A mashup of P&P and Groundhog Day??  Sign me up!  The best part of the Netherfield Ball from Elizabeth’s perspective – when it’s OVER!  So it’s rather unfortunately that, for some reason, she has to keep living that same day, including the dreadful ball, over and over again.  This is a very lighthearted variation, so don’t expect a lot of life philosophy, but I really enjoyed watching Elizabeth try to figure out why she is having this experience, and wondering if she’s supposed to “fix” something so that she can move on.  This was an entertaining way for her to come to grips with some her prejudices and blind spots.  Darcy isn’t living the same day over and over, but because his interaction with Elizabeth is different each time, he also has some changes of character as well.  The ending is the whole final rendition of November 26 from Darcy’s perspective, so it was a little repetitive, but still interesting to see what, from his view, was just one day.  If you’re looking for a low-angst P&P variation with some definite funny moments, this one is totally worth a read.

Pemberley: Mr. Darcy’s Dragon by Maria Grace – DNF

//published 2016//

Usually I review DNFs at the end of the month, but I feel like I’m on a P&P roll here.  I gave this one up about halfway through the story, despite loving the concept of an England full of dragons, with each estate having a dragon guardian.  However, the story itself was sooooo slow.  Everyone was spending all their time bickering and arguing (including the dragons) and Mr. Bennet was an absolutely GRUMP.  There were random chunks of the original P&P just plunked in here and there, which really disrupted the flow of the story.  I was already getting over the way no one in this version was likable, and threw in the towel when Mr. Bennet very condescendingly told Elizabeth that a man would be able to do her job better.  It was just so completely out of character for Mr. Bennet to say something so derogatory to Elizabeth, and the way he said it was just beyond insulting and rude.  Even my high tolerance for bad P&P variations was over this one.

Darcy Comes to Rosings by Andrea David – 3*

//published 2018//

Technically, this was the first book I finished in April, but like I said, I feel like I’m on a P&P roll haha  This one was a classic tale of two halves.  The first half of the story takes place at Rosings during Elizabeth’s visit to Charlotte.  However, Darcy and Elizabeth end up with a few more opportunities to converse, and Charlotte takes a much more proactive role in encouraging romance between the two.  This part of the story was really engaging and I felt like it actually totally fit Charlotte’s character as well.  But then I hit the second half, after Darcy and Elizabeth get engaged.  All of a sudden, it was page after page of Elizabeth panicking and stressing out that she’s not good/rich enough for Darcy, going on and on and on and on and on despite reassurances from everyone.  It was sooo repetitive and boring and I honestly didn’t feel like it was resolved all that well.  I just found it hard to believe that saucy, self-confident Elizabeth, who was willing to write off Darcy for being a jerk in the original, would spend so much time agonizing about her self-worth.  Lame.

One thought on “March Minireviews – Part 4

  1. Pingback: Rearview Mirror // April 2021 | The Aroma of Books

Leave a Reply

Fill in your details below or click an icon to log in:

WordPress.com Logo

You are commenting using your WordPress.com account.
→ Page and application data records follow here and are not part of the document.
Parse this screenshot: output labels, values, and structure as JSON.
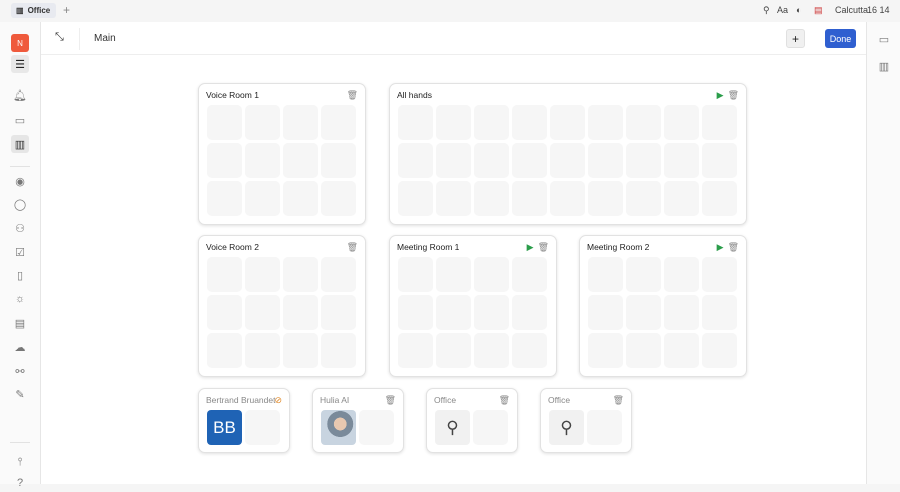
{
  "tabs": [
    {
      "label": "Office"
    }
  ],
  "topbar": {
    "font_label": "Aa",
    "location": "Calcutta",
    "time": "16 14"
  },
  "user": {
    "initial": "N"
  },
  "header": {
    "title": "Main",
    "add_label": "+",
    "done_label": "Done"
  },
  "colors": {
    "accent": "#2f5fd0",
    "avatar": "#ef5a3c",
    "bb": "#1f63b5"
  },
  "rooms": [
    {
      "name": "Voice Room 1",
      "cols": 4,
      "rows": 3,
      "video": false
    },
    {
      "name": "All hands",
      "cols": 9,
      "rows": 3,
      "video": true
    },
    {
      "name": "Voice Room 2",
      "cols": 4,
      "rows": 3,
      "video": false
    },
    {
      "name": "Meeting Room 1",
      "cols": 4,
      "rows": 3,
      "video": true
    },
    {
      "name": "Meeting Room 2",
      "cols": 4,
      "rows": 3,
      "video": true
    }
  ],
  "offices": [
    {
      "name": "Bertrand Bruandet",
      "avatar": "BB",
      "kind": "initials"
    },
    {
      "name": "Hulia AI",
      "kind": "photo"
    },
    {
      "name": "Office",
      "kind": "person"
    },
    {
      "name": "Office",
      "kind": "person"
    }
  ]
}
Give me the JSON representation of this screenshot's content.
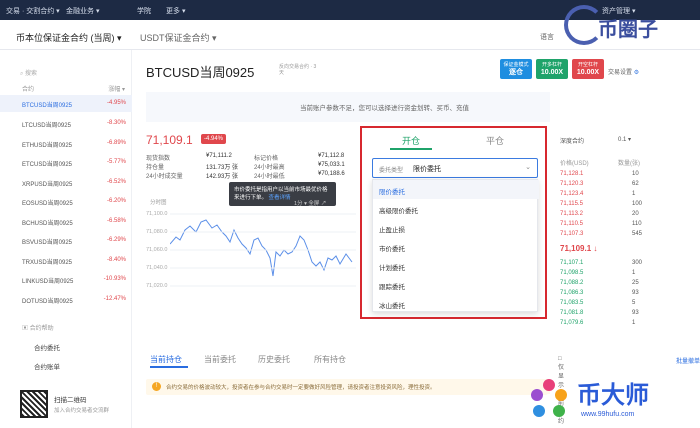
{
  "topbar": {
    "nav": [
      "交易 · 交割合约 ▾",
      "金融业务 ▾",
      "学院",
      "更多 ▾"
    ],
    "right": "资产管理 ▾"
  },
  "subbar": {
    "tab_coin": "币本位保证金合约 (当周) ▾",
    "tab_usdt": "USDT保证金合约 ▾",
    "right_label": "语言"
  },
  "sidebar": {
    "search_placeholder": "搜索",
    "col_change": "涨幅 ▾",
    "items": [
      {
        "name": "BTCUSD当周0925",
        "change": "-4.95%"
      },
      {
        "name": "LTCUSD当周0925",
        "change": "-8.30%"
      },
      {
        "name": "ETHUSD当周0925",
        "change": "-6.89%"
      },
      {
        "name": "ETCUSD当周0925",
        "change": "-5.77%"
      },
      {
        "name": "XRPUSD当周0925",
        "change": "-6.52%"
      },
      {
        "name": "EOSUSD当周0925",
        "change": "-6.20%"
      },
      {
        "name": "BCHUSD当周0925",
        "change": "-6.58%"
      },
      {
        "name": "BSVUSD当周0925",
        "change": "-6.29%"
      },
      {
        "name": "TRXUSD当周0925",
        "change": "-8.40%"
      },
      {
        "name": "LINKUSD当周0925",
        "change": "-10.93%"
      },
      {
        "name": "DOTUSD当周0925",
        "change": "-12.47%"
      }
    ],
    "help_title": "合约帮助",
    "help_links": [
      "合约委托",
      "合约账单"
    ],
    "qr_text": "扫描二维码",
    "qr_sub": "加入合约交易者交流群"
  },
  "main": {
    "contract_title": "BTCUSD当周0925",
    "contract_sub": "反向交易合约 · 3天",
    "mode_buttons": [
      {
        "top": "保证金模式",
        "label": "逐仓",
        "color": "#1f8ee0"
      },
      {
        "top": "开多杠杆",
        "label": "10.00X",
        "color": "#1fa36a"
      },
      {
        "top": "开空杠杆",
        "label": "10.00X",
        "color": "#e0474c"
      }
    ],
    "trade_settings": "交易设置",
    "notice": "当前账户参数不足，您可以选择进行资金划转、买币、充值",
    "price": "71,109.1",
    "price_change": "-4.94%",
    "stats": [
      {
        "label": "现货指数",
        "value": "¥71,111.2",
        "label2": "标记价格",
        "value2": "¥71,112.8"
      },
      {
        "label": "持仓量",
        "value": "131.73万 张",
        "label2": "24小时最高",
        "value2": "¥75,033.1"
      },
      {
        "label": "24小时成交量",
        "value": "142.93万 张",
        "label2": "24小时最低",
        "value2": "¥70,188.6"
      }
    ],
    "chart_label": "分时图",
    "y_ticks": [
      "71,100.0",
      "71,080.0",
      "71,060.0",
      "71,040.0",
      "71,020.0"
    ],
    "tooltip_text": "市价委托是指用户以当前市场最优价格来进行下单。",
    "tooltip_link": "查看详情",
    "chart_toolbar": "1分 ▾  全屏 ↗"
  },
  "order_panel": {
    "tab_open": "开仓",
    "tab_close": "平仓",
    "type_label": "委托类型",
    "type_value": "限价委托",
    "options": [
      "限价委托",
      "高级限价委托",
      "止盈止损",
      "市价委托",
      "计划委托",
      "跟踪委托",
      "冰山委托"
    ]
  },
  "order_book": {
    "title": "深度合约",
    "precision": "0.1 ▾",
    "col_price": "价格(USD)",
    "col_qty": "数量(张)",
    "asks": [
      {
        "p": "71,128.1",
        "q": "10"
      },
      {
        "p": "71,120.3",
        "q": "62"
      },
      {
        "p": "71,123.4",
        "q": "1"
      },
      {
        "p": "71,115.5",
        "q": "100"
      },
      {
        "p": "71,113.2",
        "q": "20"
      },
      {
        "p": "71,110.5",
        "q": "110"
      },
      {
        "p": "71,107.3",
        "q": "545"
      }
    ],
    "last": "71,109.1 ↓",
    "bids": [
      {
        "p": "71,107.1",
        "q": "300"
      },
      {
        "p": "71,098.5",
        "q": "1"
      },
      {
        "p": "71,088.2",
        "q": "25"
      },
      {
        "p": "71,086.3",
        "q": "93"
      },
      {
        "p": "71,083.5",
        "q": "5"
      },
      {
        "p": "71,081.8",
        "q": "93"
      },
      {
        "p": "71,079.6",
        "q": "1"
      }
    ]
  },
  "bottom": {
    "tabs": [
      "当前持仓",
      "当前委托",
      "历史委托",
      "所有持仓"
    ],
    "right_check": "□ 仅显示当前合约",
    "right_link": "批量撤单",
    "banner": "合约交易的价格波动较大，投资者在参与合约交易时一定要做好风险管理，请投资者注意投资风险，理性投资。"
  },
  "watermark": {
    "text": "币圈子"
  },
  "logo2": {
    "text": "币大师",
    "url": "www.99hufu.com"
  }
}
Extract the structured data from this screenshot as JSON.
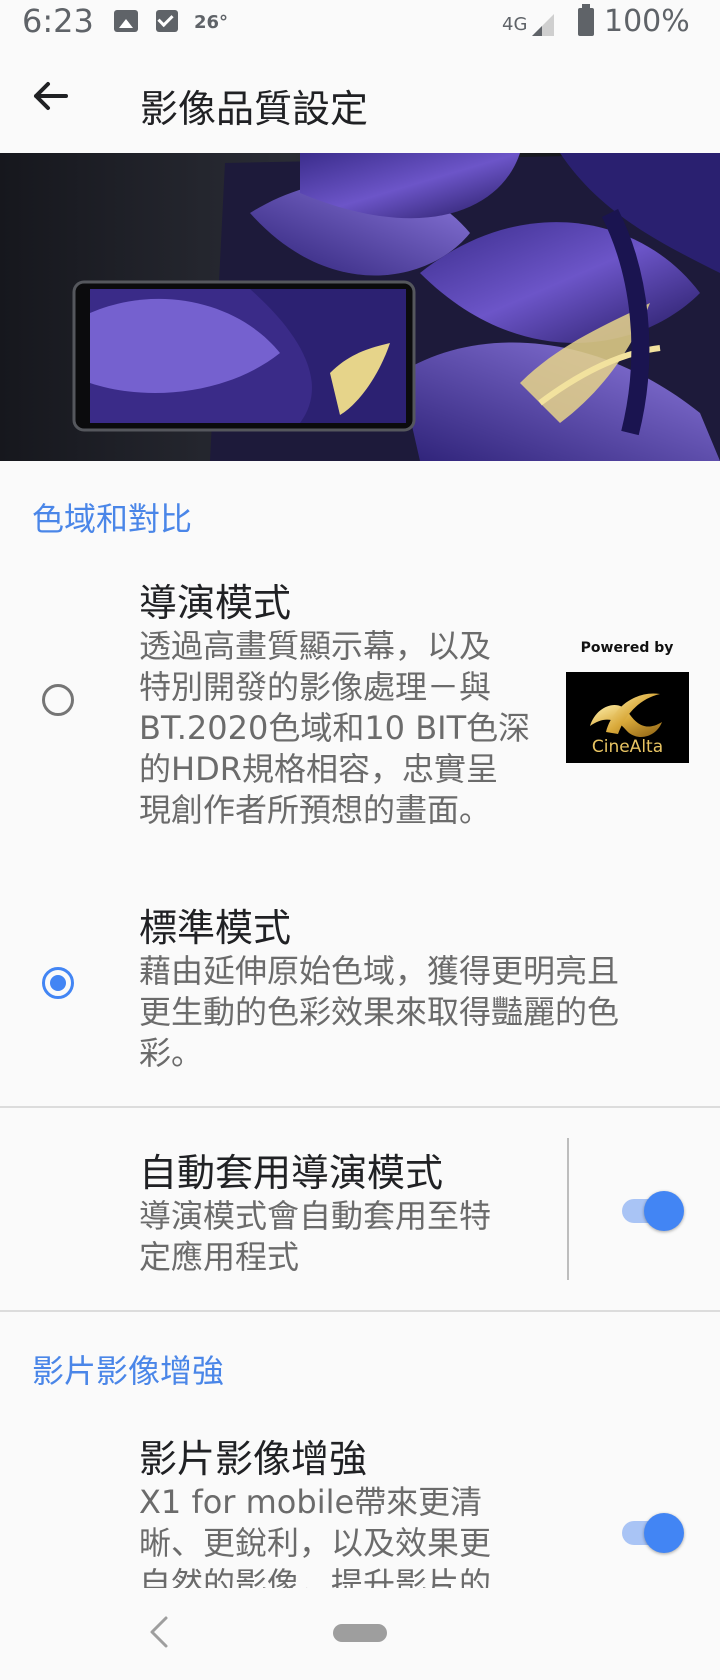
{
  "status_bar": {
    "time": "6:23",
    "temperature": "26°",
    "network": "4G",
    "battery": "100%",
    "icons": [
      "image-icon",
      "checkbox-icon",
      "signal-icon",
      "battery-icon"
    ]
  },
  "app_bar": {
    "back_icon": "arrow-left-icon",
    "title": "影像品質設定"
  },
  "sections": {
    "color_contrast": {
      "header": "色域和對比",
      "director_mode": {
        "title": "導演模式",
        "description": "透過高畫質顯示幕，以及特別開發的影像處理－與BT.2020色域和10 BIT色深的HDR規格相容，忠實呈現創作者所預想的畫面。",
        "desc_lines": [
          "透過高畫質顯示幕，以及",
          "特別開發的影像處理－與",
          "BT.2020色域和10 BIT色深",
          "的HDR規格相容，忠實呈",
          "現創作者所預想的畫面。"
        ],
        "selected": false,
        "badge": {
          "powered_by": "Powered by",
          "logo_text": "CineAlta"
        }
      },
      "standard_mode": {
        "title": "標準模式",
        "description": "藉由延伸原始色域，獲得更明亮且更生動的色彩效果來取得豔麗的色彩。",
        "desc_lines": [
          "藉由延伸原始色域，獲得更明亮且",
          "更生動的色彩效果來取得豔麗的色",
          "彩。"
        ],
        "selected": true
      },
      "auto_director": {
        "title": "自動套用導演模式",
        "description": "導演模式會自動套用至特定應用程式",
        "desc_lines": [
          "導演模式會自動套用至特",
          "定應用程式"
        ],
        "enabled": true
      }
    },
    "video_enhance": {
      "header": "影片影像增強",
      "item": {
        "title": "影片影像增強",
        "desc_lines": [
          "X1 for mobile帶來更清",
          "晰、更銳利，以及效果更",
          "自然的影像，提升影片的"
        ],
        "enabled": true
      }
    }
  },
  "nav_bar": {
    "back_icon": "nav-back-icon",
    "home_icon": "home-pill-icon"
  },
  "colors": {
    "accent": "#4285f4",
    "section_header": "#4a86e8",
    "switch_track": "#a9c4f5",
    "logo_gold": "#e8c463"
  }
}
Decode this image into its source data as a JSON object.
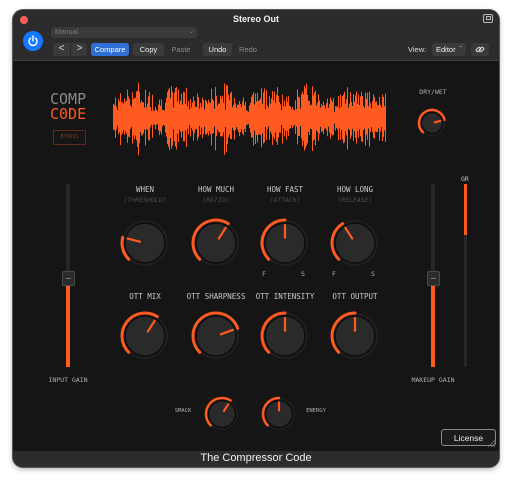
{
  "window": {
    "title": "Stereo Out"
  },
  "toolbar": {
    "preset_value": "Manual",
    "back_label": "<",
    "forward_label": ">",
    "compare_label": "Compare",
    "copy_label": "Copy",
    "paste_label": "Paste",
    "undo_label": "Undo",
    "redo_label": "Redo",
    "view_label": "View:",
    "view_value": "Editor"
  },
  "plugin": {
    "logo_line1": "COMP",
    "logo_line2": "C0DE",
    "bypass_label": "BYPASS",
    "dry_wet": {
      "label": "DRY/WET",
      "value": 0.78
    },
    "knobs_row1": [
      {
        "title": "WHEN",
        "subtitle": "(THRESHOLD)",
        "value": 0.22
      },
      {
        "title": "HOW MUCH",
        "subtitle": "(RATIO)",
        "value": 0.62
      },
      {
        "title": "HOW FAST",
        "subtitle": "(ATTACK)",
        "value": 0.5,
        "min_label": "F",
        "max_label": "S"
      },
      {
        "title": "HOW LONG",
        "subtitle": "(RELEASE)",
        "value": 0.38,
        "min_label": "F",
        "max_label": "S"
      }
    ],
    "knobs_row2": [
      {
        "title": "OTT MIX",
        "value": 0.62
      },
      {
        "title": "OTT SHARPNESS",
        "value": 0.76
      },
      {
        "title": "OTT INTENSITY",
        "value": 0.5
      },
      {
        "title": "OTT OUTPUT",
        "value": 0.5
      }
    ],
    "input_gain": {
      "label": "INPUT GAIN",
      "value": 0.46
    },
    "makeup_gain": {
      "label": "MAKEUP GAIN",
      "value": 0.46
    },
    "gr_meter": {
      "label": "GR",
      "value": 0.28
    },
    "smack": {
      "label": "SMACK",
      "value": 0.62
    },
    "energy": {
      "label": "ENERGY",
      "value": 0.5
    },
    "license_label": "License"
  },
  "footer": {
    "title": "The Compressor Code"
  },
  "colors": {
    "accent": "#ff5a1f",
    "background": "#151515",
    "chrome": "#2c2c2e",
    "power": "#1479ff"
  }
}
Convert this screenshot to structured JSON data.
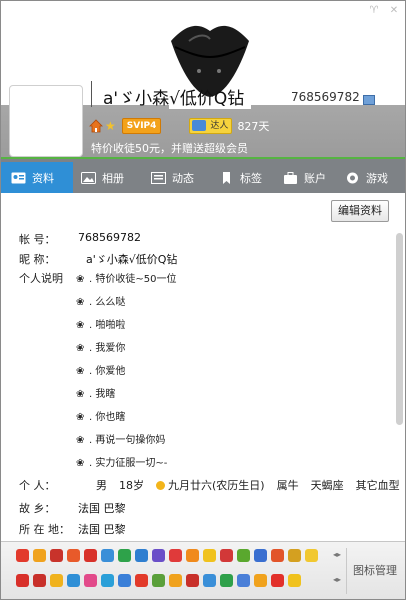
{
  "header": {
    "nickname": "a'ゞ小森√低价Q钻",
    "qq_number": "768569782",
    "svip_label": "SVIP4",
    "daren_label": "达人",
    "days": "827天",
    "promo": "特价收徒50元，并赠送超级会员"
  },
  "tabs": [
    {
      "label": "资料",
      "icon": "profile-card-icon"
    },
    {
      "label": "相册",
      "icon": "photo-album-icon"
    },
    {
      "label": "动态",
      "icon": "feed-icon"
    },
    {
      "label": "标签",
      "icon": "bookmark-icon"
    },
    {
      "label": "账户",
      "icon": "account-icon"
    },
    {
      "label": "游戏",
      "icon": "game-icon"
    }
  ],
  "profile": {
    "edit_button": "编辑资料",
    "account_label": "帐    号：",
    "account_value": "768569782",
    "nick_label": "昵    称：",
    "nick_value": "a'ゞ小森√低价Q钻",
    "bio_label": "个人说明",
    "bio_lines": [
      ". 特价收徒~50一位",
      ". 么么哒",
      ". 啪啪啦",
      ". 我爱你",
      ". 你爱他",
      ". 我瞎",
      ". 你也瞎",
      ". 再说一句操你妈",
      ". 实力征服一切~-"
    ],
    "personal_label": "个    人：",
    "gender": "男",
    "age": "18岁",
    "birthday": "九月廿六(农历生日)",
    "zodiac": "属牛",
    "constellation": "天蝎座",
    "blood": "其它血型",
    "hometown_label": "故    乡：",
    "hometown": "法国 巴黎",
    "location_label": "所 在 地：",
    "location": "法国 巴黎"
  },
  "tray": {
    "manage_label": "图标管理",
    "row1_colors": [
      "#e23a2c",
      "#f0a21d",
      "#c8332b",
      "#e85a2a",
      "#d8322a",
      "#3a8fd8",
      "#2ea24a",
      "#2f7fd0",
      "#6a4fc8",
      "#e03a3a",
      "#f08a1c",
      "#f0c21d",
      "#d23838",
      "#5aa82e",
      "#3a6fd0",
      "#e2542a",
      "#d4a020",
      "#f1c830"
    ],
    "row2_colors": [
      "#d8302a",
      "#c8302a",
      "#f0b21d",
      "#2f8fd6",
      "#e24a8a",
      "#2a9fd8",
      "#3a7fd8",
      "#e23a2a",
      "#5a9f3a",
      "#f0a21d",
      "#c8302a",
      "#3a8fd8",
      "#2fa04a",
      "#4a7fd8",
      "#f0a21d",
      "#e2302a",
      "#f0c21d"
    ]
  }
}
Log Out /  Change )

Google photo

You are commenting using your Google account. Log Out /  Change )

Twitter picture

You are commenting using your Twitter account. Log Out /  Change )

Facebook photo

You are commenting using your Facebook account. Log Out /  Change )

Connecting to %s

This site uses Akismet to reduce spam. Learn how your comment data is processed.